The task: Return every line below as is, leaving out the pictures.

= Beginning of Section =

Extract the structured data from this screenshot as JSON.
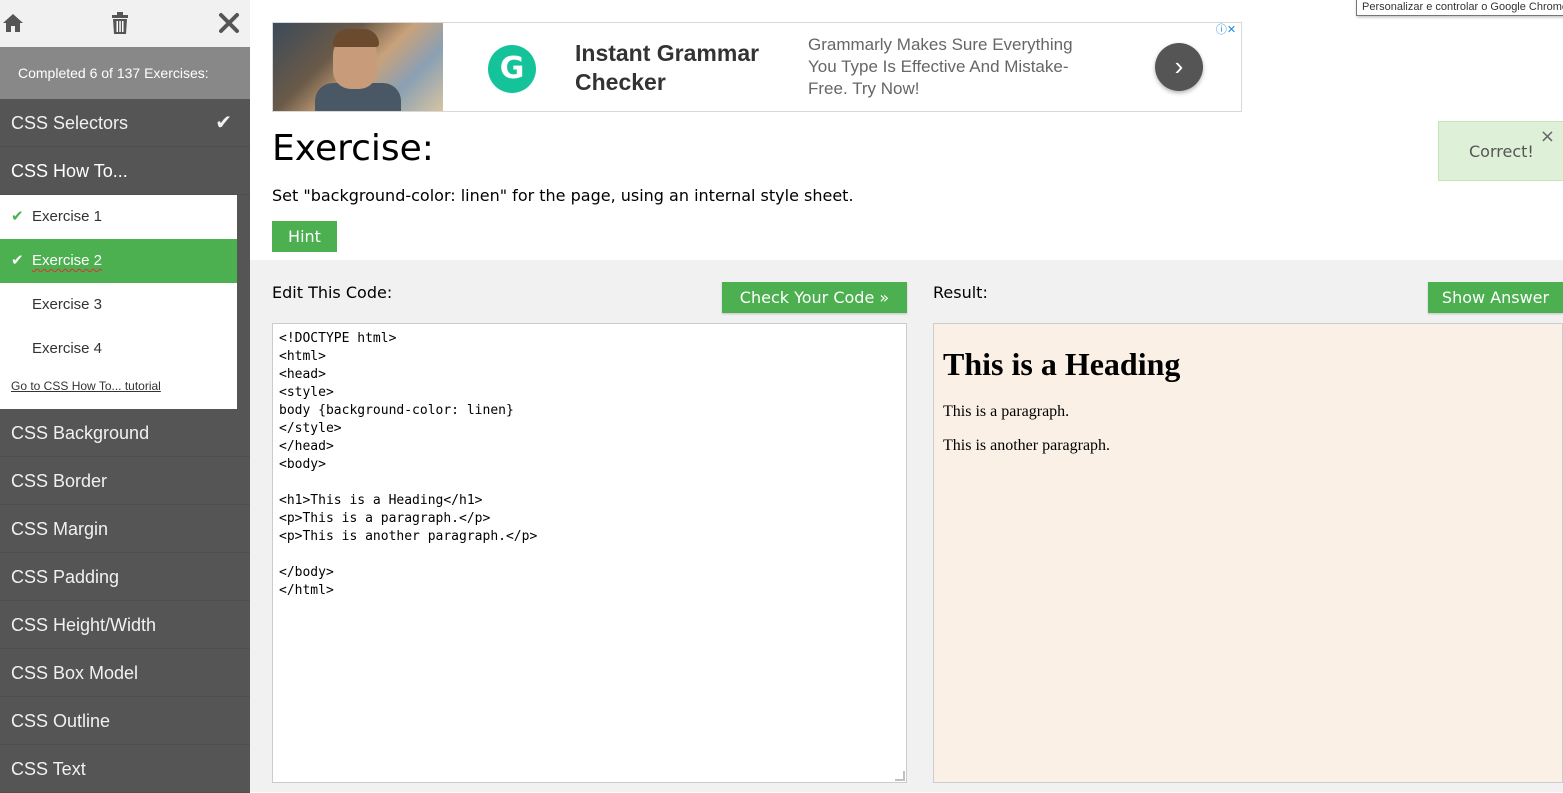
{
  "sidebar": {
    "top_icons": [
      "home-icon",
      "trash-icon",
      "close-icon"
    ],
    "progress_text": "Completed 6 of 137 Exercises:",
    "items_before": [
      {
        "label": "CSS Selectors",
        "completed": true
      },
      {
        "label": "CSS How To...",
        "completed": false
      }
    ],
    "sub_items": [
      {
        "label": "Exercise 1",
        "completed": true
      },
      {
        "label": "Exercise 2",
        "completed": true
      },
      {
        "label": "Exercise 3",
        "completed": false
      },
      {
        "label": "Exercise 4",
        "completed": false
      }
    ],
    "tutorial_link": "Go to CSS How To... tutorial",
    "items_after": [
      {
        "label": "CSS Background"
      },
      {
        "label": "CSS Border"
      },
      {
        "label": "CSS Margin"
      },
      {
        "label": "CSS Padding"
      },
      {
        "label": "CSS Height/Width"
      },
      {
        "label": "CSS Box Model"
      },
      {
        "label": "CSS Outline"
      },
      {
        "label": "CSS Text"
      }
    ]
  },
  "ad": {
    "title": "Instant Grammar Checker",
    "description": "Grammarly Makes Sure Everything You Type Is Effective And Mistake-Free. Try Now!",
    "logo_letter": "G",
    "arrow": "›",
    "choices": "ⓘ✕"
  },
  "exercise": {
    "title": "Exercise:",
    "description": "Set \"background-color: linen\" for the page, using an internal style sheet.",
    "hint_label": "Hint"
  },
  "toast": {
    "text": "Correct!",
    "close": "×"
  },
  "tooltip": "Personalizar e controlar o Google Chrome",
  "workspace": {
    "edit_label": "Edit This Code:",
    "check_button": "Check Your Code »",
    "result_label": "Result:",
    "answer_button": "Show Answer",
    "code": "<!DOCTYPE html>\n<html>\n<head>\n<style>\nbody {background-color: linen}\n</style>\n</head>\n<body>\n\n<h1>This is a Heading</h1>\n<p>This is a paragraph.</p>\n<p>This is another paragraph.</p>\n\n</body>\n</html>"
  },
  "result": {
    "heading": "This is a Heading",
    "paragraphs": [
      "This is a paragraph.",
      "This is another paragraph."
    ],
    "background": "#faf0e6"
  },
  "colors": {
    "accent": "#4caf50",
    "sidebar_bg": "#555555"
  }
}
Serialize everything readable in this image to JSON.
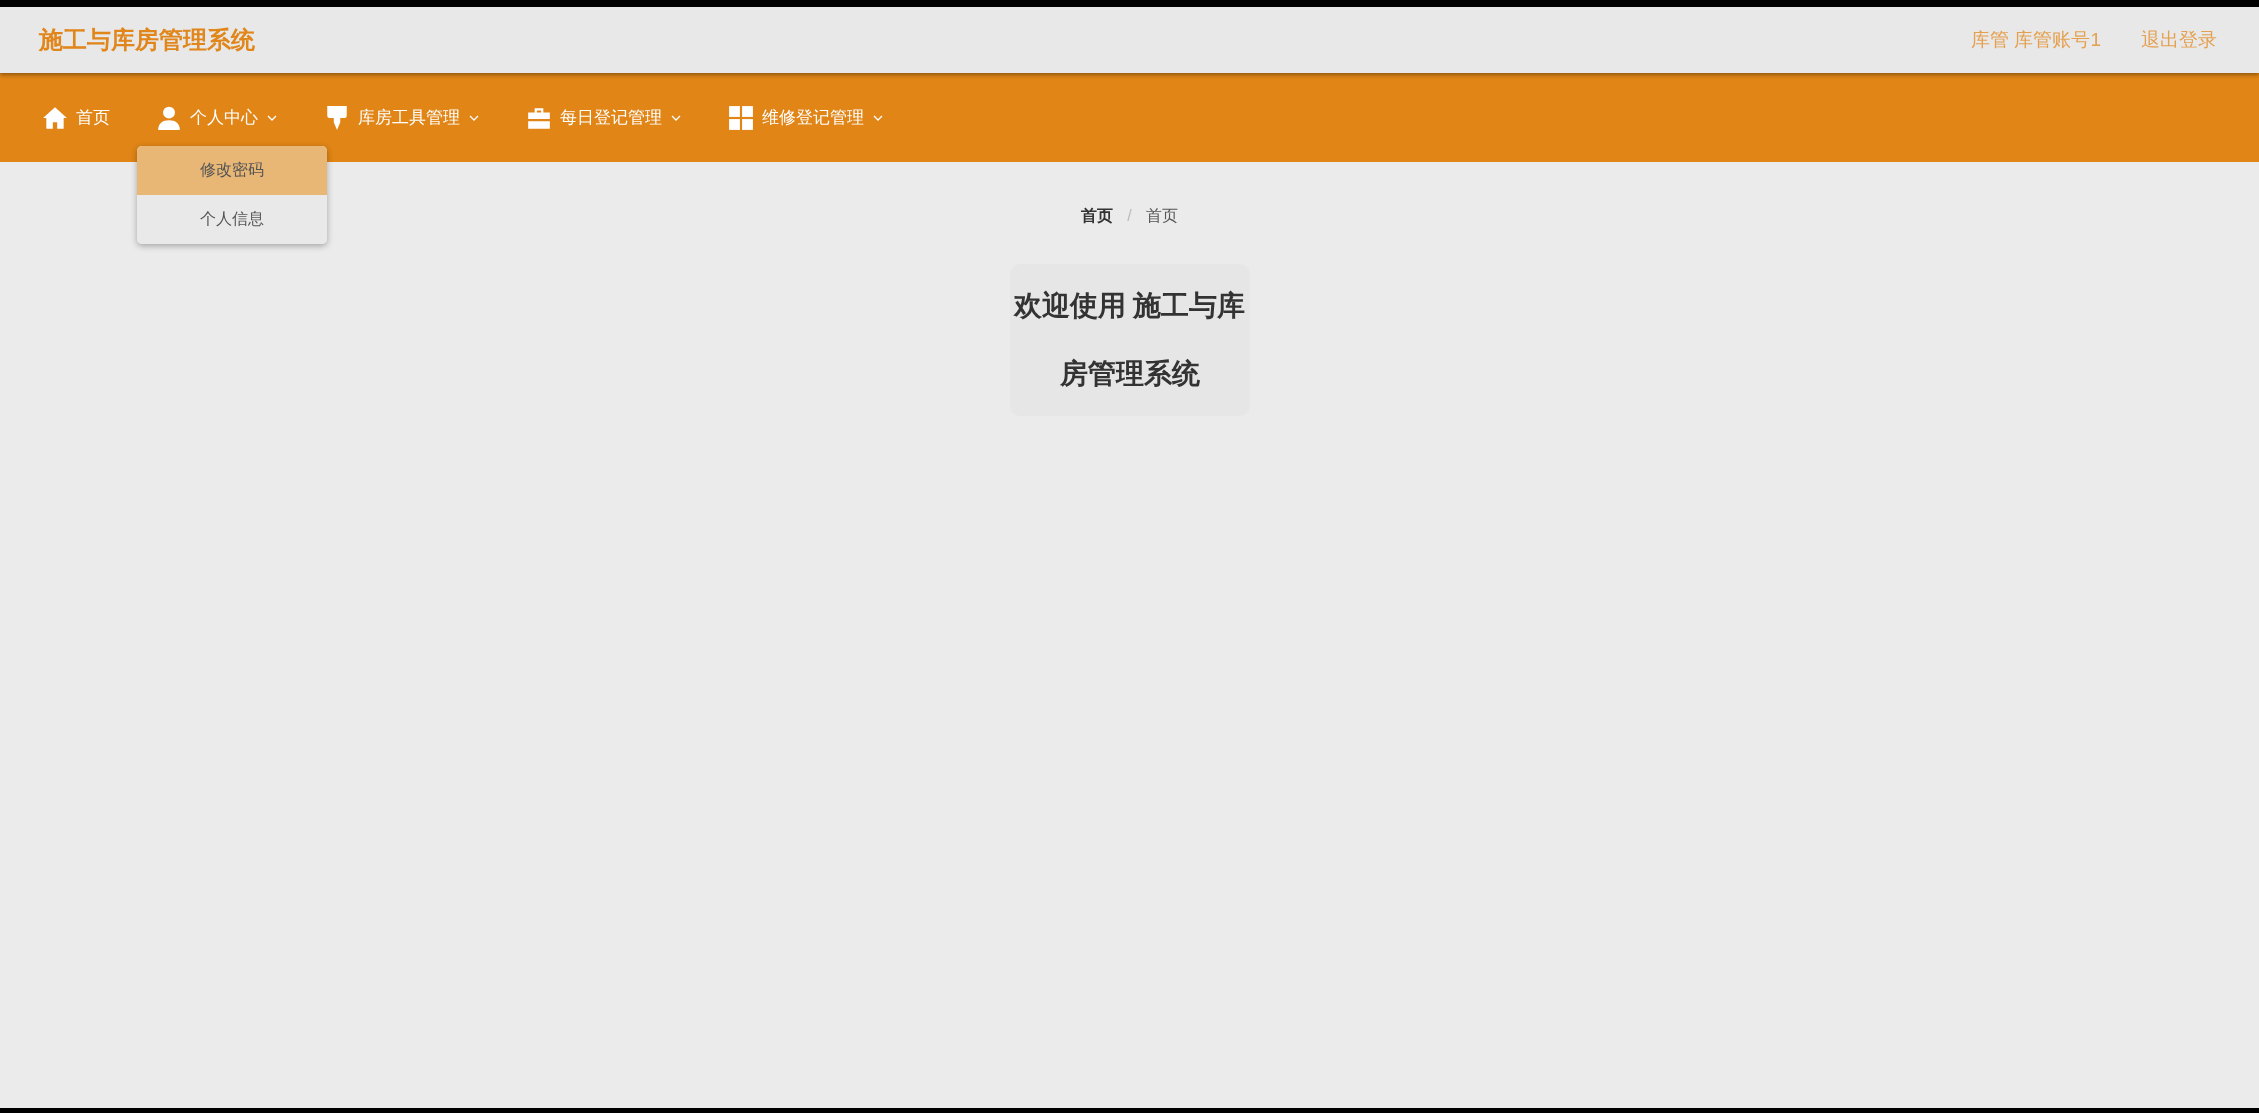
{
  "header": {
    "title": "施工与库房管理系统",
    "user": "库管 库管账号1",
    "logout": "退出登录"
  },
  "nav": [
    {
      "label": "首页",
      "kind": "home",
      "dropdown": false
    },
    {
      "label": "个人中心",
      "kind": "user",
      "dropdown": true,
      "menu": [
        {
          "label": "修改密码",
          "selected": true
        },
        {
          "label": "个人信息",
          "selected": false
        }
      ]
    },
    {
      "label": "库房工具管理",
      "kind": "brush",
      "dropdown": true
    },
    {
      "label": "每日登记管理",
      "kind": "briefcase",
      "dropdown": true
    },
    {
      "label": "维修登记管理",
      "kind": "grid",
      "dropdown": true
    }
  ],
  "breadcrumb": [
    "首页",
    "首页"
  ],
  "breadcrumb_separator": "/",
  "welcome": {
    "line1": "欢迎使用 施工与库",
    "line2": "房管理系统"
  }
}
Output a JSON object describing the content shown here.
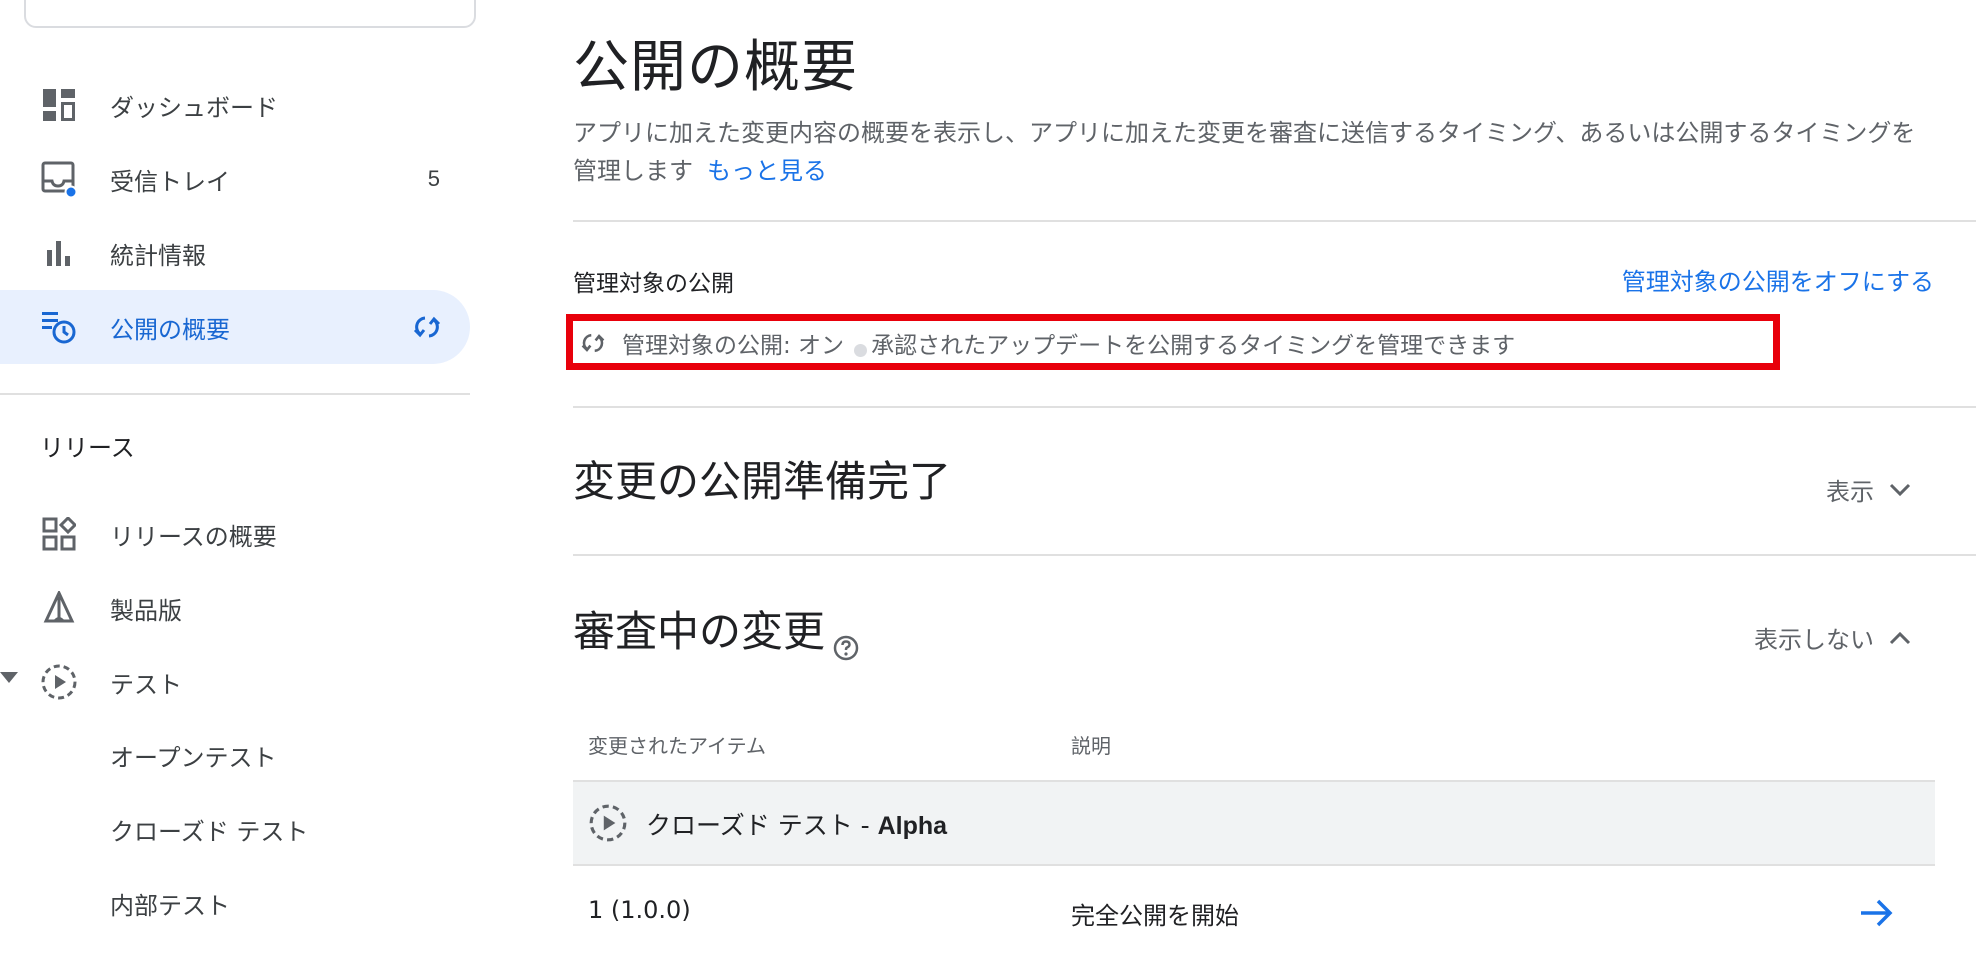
{
  "sidebar": {
    "items": [
      {
        "label": "ダッシュボード",
        "icon": "dashboard-icon"
      },
      {
        "label": "受信トレイ",
        "icon": "inbox-icon",
        "badge": "5"
      },
      {
        "label": "統計情報",
        "icon": "bar-chart-icon"
      },
      {
        "label": "公開の概要",
        "icon": "publishing-overview-icon",
        "active": true
      }
    ],
    "release_section": "リリース",
    "release_items": [
      {
        "label": "リリースの概要",
        "icon": "releases-overview-icon"
      },
      {
        "label": "製品版",
        "icon": "production-icon"
      },
      {
        "label": "テスト",
        "icon": "testing-icon"
      }
    ],
    "testing_sub_items": [
      "オープンテスト",
      "クローズド テスト",
      "内部テスト"
    ]
  },
  "main": {
    "title": "公開の概要",
    "description": "アプリに加えた変更内容の概要を表示し、アプリに加えた変更を審査に送信するタイミング、あるいは公開するタイミングを管理します",
    "learn_more": "もっと見る",
    "managed_publishing": {
      "label": "管理対象の公開",
      "turn_off_link": "管理対象の公開をオフにする",
      "status": "管理対象の公開: オン",
      "status_description": "承認されたアップデートを公開するタイミングを管理できます"
    },
    "ready_section": {
      "title": "変更の公開準備完了",
      "toggle": "表示"
    },
    "review_section": {
      "title": "審査中の変更",
      "toggle": "表示しない",
      "columns": [
        "変更されたアイテム",
        "説明"
      ],
      "group": {
        "label": "クローズド テスト - ",
        "label_bold": "Alpha"
      },
      "rows": [
        {
          "item": "1 (1.0.0)",
          "description": "完全公開を開始"
        }
      ]
    }
  },
  "colors": {
    "accent": "#1a73e8",
    "active_bg": "#e8f0fe",
    "highlight": "#e8000b"
  }
}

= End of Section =

Solution for this problem:
Extract the structured data from this screenshot as JSON.
{
  "sidebar": {
    "top_icons": [
      "home-icon",
      "trash-icon",
      "close-icon"
    ],
    "progress_text": "Completed 6 of 137 Exercises:",
    "items_before": [
      {
        "label": "CSS Selectors",
        "completed": true
      },
      {
        "label": "CSS How To...",
        "completed": false
      }
    ],
    "sub_items": [
      {
        "label": "Exercise 1",
        "completed": true
      },
      {
        "label": "Exercise 2",
        "completed": true
      },
      {
        "label": "Exercise 3",
        "completed": false
      },
      {
        "label": "Exercise 4",
        "completed": false
      }
    ],
    "tutorial_link": "Go to CSS How To... tutorial",
    "items_after": [
      {
        "label": "CSS Background"
      },
      {
        "label": "CSS Border"
      },
      {
        "label": "CSS Margin"
      },
      {
        "label": "CSS Padding"
      },
      {
        "label": "CSS Height/Width"
      },
      {
        "label": "CSS Box Model"
      },
      {
        "label": "CSS Outline"
      },
      {
        "label": "CSS Text"
      }
    ]
  },
  "ad": {
    "title": "Instant Grammar Checker",
    "description": "Grammarly Makes Sure Everything You Type Is Effective And Mistake-Free. Try Now!",
    "logo_letter": "G",
    "arrow": "›",
    "choices": "ⓘ✕"
  },
  "exercise": {
    "title": "Exercise:",
    "description": "Set \"background-color: linen\" for the page, using an internal style sheet.",
    "hint_label": "Hint"
  },
  "toast": {
    "text": "Correct!",
    "close": "×"
  },
  "tooltip": "Personalizar e controlar o Google Chrome",
  "workspace": {
    "edit_label": "Edit This Code:",
    "check_button": "Check Your Code »",
    "result_label": "Result:",
    "answer_button": "Show Answer",
    "code": "<!DOCTYPE html>\n<html>\n<head>\n<style>\nbody {background-color: linen}\n</style>\n</head>\n<body>\n\n<h1>This is a Heading</h1>\n<p>This is a paragraph.</p>\n<p>This is another paragraph.</p>\n\n</body>\n</html>"
  },
  "result": {
    "heading": "This is a Heading",
    "paragraphs": [
      "This is a paragraph.",
      "This is another paragraph."
    ],
    "background": "#faf0e6"
  },
  "colors": {
    "accent": "#4caf50",
    "sidebar_bg": "#555555"
  }
}
Serialize everything readable in this image to JSON.
{
  "header": {
    "title": "施工与库房管理系统",
    "user": "库管 库管账号1",
    "logout": "退出登录"
  },
  "nav": [
    {
      "label": "首页",
      "kind": "home",
      "dropdown": false
    },
    {
      "label": "个人中心",
      "kind": "user",
      "dropdown": true,
      "menu": [
        {
          "label": "修改密码",
          "selected": true
        },
        {
          "label": "个人信息",
          "selected": false
        }
      ]
    },
    {
      "label": "库房工具管理",
      "kind": "brush",
      "dropdown": true
    },
    {
      "label": "每日登记管理",
      "kind": "briefcase",
      "dropdown": true
    },
    {
      "label": "维修登记管理",
      "kind": "grid",
      "dropdown": true
    }
  ],
  "breadcrumb": [
    "首页",
    "首页"
  ],
  "breadcrumb_separator": "/",
  "welcome": {
    "line1": "欢迎使用 施工与库",
    "line2": "房管理系统"
  }
}
Output a JSON object describing the content shown here.
{
  "sidebar": {
    "items": [
      {
        "label": "ダッシュボード",
        "icon": "dashboard-icon"
      },
      {
        "label": "受信トレイ",
        "icon": "inbox-icon",
        "badge": "5"
      },
      {
        "label": "統計情報",
        "icon": "bar-chart-icon"
      },
      {
        "label": "公開の概要",
        "icon": "publishing-overview-icon",
        "active": true
      }
    ],
    "release_section": "リリース",
    "release_items": [
      {
        "label": "リリースの概要",
        "icon": "releases-overview-icon"
      },
      {
        "label": "製品版",
        "icon": "production-icon"
      },
      {
        "label": "テスト",
        "icon": "testing-icon"
      }
    ],
    "testing_sub_items": [
      "オープンテスト",
      "クローズド テスト",
      "内部テスト"
    ]
  },
  "main": {
    "title": "公開の概要",
    "description": "アプリに加えた変更内容の概要を表示し、アプリに加えた変更を審査に送信するタイミング、あるいは公開するタイミングを管理します",
    "learn_more": "もっと見る",
    "managed_publishing": {
      "label": "管理対象の公開",
      "turn_off_link": "管理対象の公開をオフにする",
      "status": "管理対象の公開: オン",
      "status_description": "承認されたアップデートを公開するタイミングを管理できます"
    },
    "ready_section": {
      "title": "変更の公開準備完了",
      "toggle": "表示"
    },
    "review_section": {
      "title": "審査中の変更",
      "toggle": "表示しない",
      "columns": [
        "変更されたアイテム",
        "説明"
      ],
      "group": {
        "label": "クローズド テスト - ",
        "label_bold": "Alpha"
      },
      "rows": [
        {
          "item": "1 (1.0.0)",
          "description": "完全公開を開始"
        }
      ]
    }
  },
  "colors": {
    "accent": "#1a73e8",
    "active_bg": "#e8f0fe",
    "highlight": "#e8000b"
  }
}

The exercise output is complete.